The LX Hotel in Lisbon opened about 5 years ago.... and it is decorated in themes celebrating Portuguese arts and music - and set in the heart of Lisbon's Cais de Sodré.
But the building it occupies was once the most famous literary hotel in Portugal, the Hotel Braganza. This was the site of the Algonquin Roundtable of Lisbon... In the 19th century poets, philosophers, and singers met at the Hotel Braganza to try to change Portuguese society. The Hotel Braganza was mentioned in numerous books and songs, and became the most famous place to be seen in Lisbon 100 year ago.
Reborn + renamed The Lx Boutique Hotel is located in the hip Cais do Sodré district and minutes away from Chiado and Bairro Alto. After an investment of round seven million euros. The hotel offers a real experience of Lisbon. So, each floor has a theme related to Lisbon life, from the Tejo Persona (Fernando Pessoa lived in the building for some time, when it was the Hotel Bragançza), Fado, Seven Hills and Bairro Alto. The themes of the floors carried over in by panels in rooms with pictures depicting the theme.

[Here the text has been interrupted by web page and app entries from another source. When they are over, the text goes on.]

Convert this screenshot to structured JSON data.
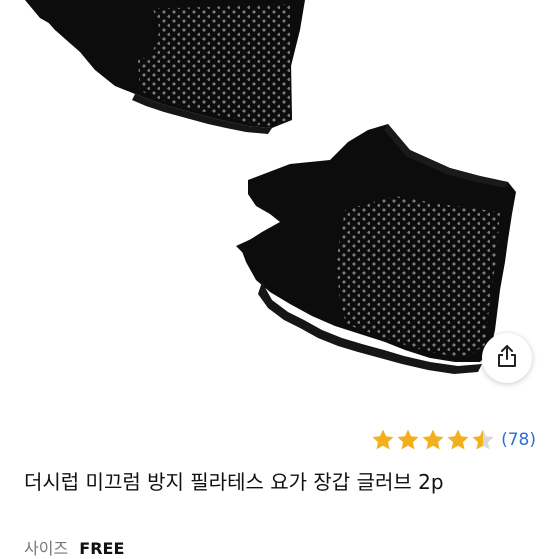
{
  "product": {
    "image_alt": "black fingerless yoga gloves pair",
    "rating": 4.5,
    "review_count": "(78)",
    "title": "더시럽 미끄럼 방지 필라테스 요가 장갑 글러브 2p",
    "size_label": "사이즈",
    "size_value": "FREE"
  },
  "colors": {
    "star": "#f2b01e",
    "star_empty": "#d9d9d9",
    "link": "#2d6fd6",
    "glove": "#0c0c0c",
    "grip_dot": "#7a7a7a"
  },
  "icons": {
    "share": "share-icon",
    "star": "star-icon"
  }
}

The Geração de 70 (1870 Generation) was a social movement changed various aspects of Portuguese culture, from politics to literature with the introduction of realism. In Lisbon, this dissatisfied generation was made up of graduates of the University of Coimbra who gathered at the Hotel Bragança to set plans to revolutionize the country. But they would eventually consider themselves "life's losers" or "Os Vencidos da Vida" - for they thought that could do nothing – as they found society would not change…. "
Os Vencidos da Vida" were made up of Eça de Queiroz, José Duarte Ramalho Ortigão, Joaquim Pedro de Oliveira Martins, António Cândido Ribeiro da Costa, Guerra Junqueiro, Luís de Soveral, Francisco Manuel de Melo Breyner (conde de Ficalho), Carlos Félix de Lima Mayer, Carlos Lobo de Ávila, Bernardo Pinheiro Correia de Melo (1º Conde de Arnoso) and António Maria Vasco de Mello Silva César e Menezes (conde de Sabugosa). the Hotel Braganza appears in many of Eça's great novels, including his masterpiece, Os Maias (1888).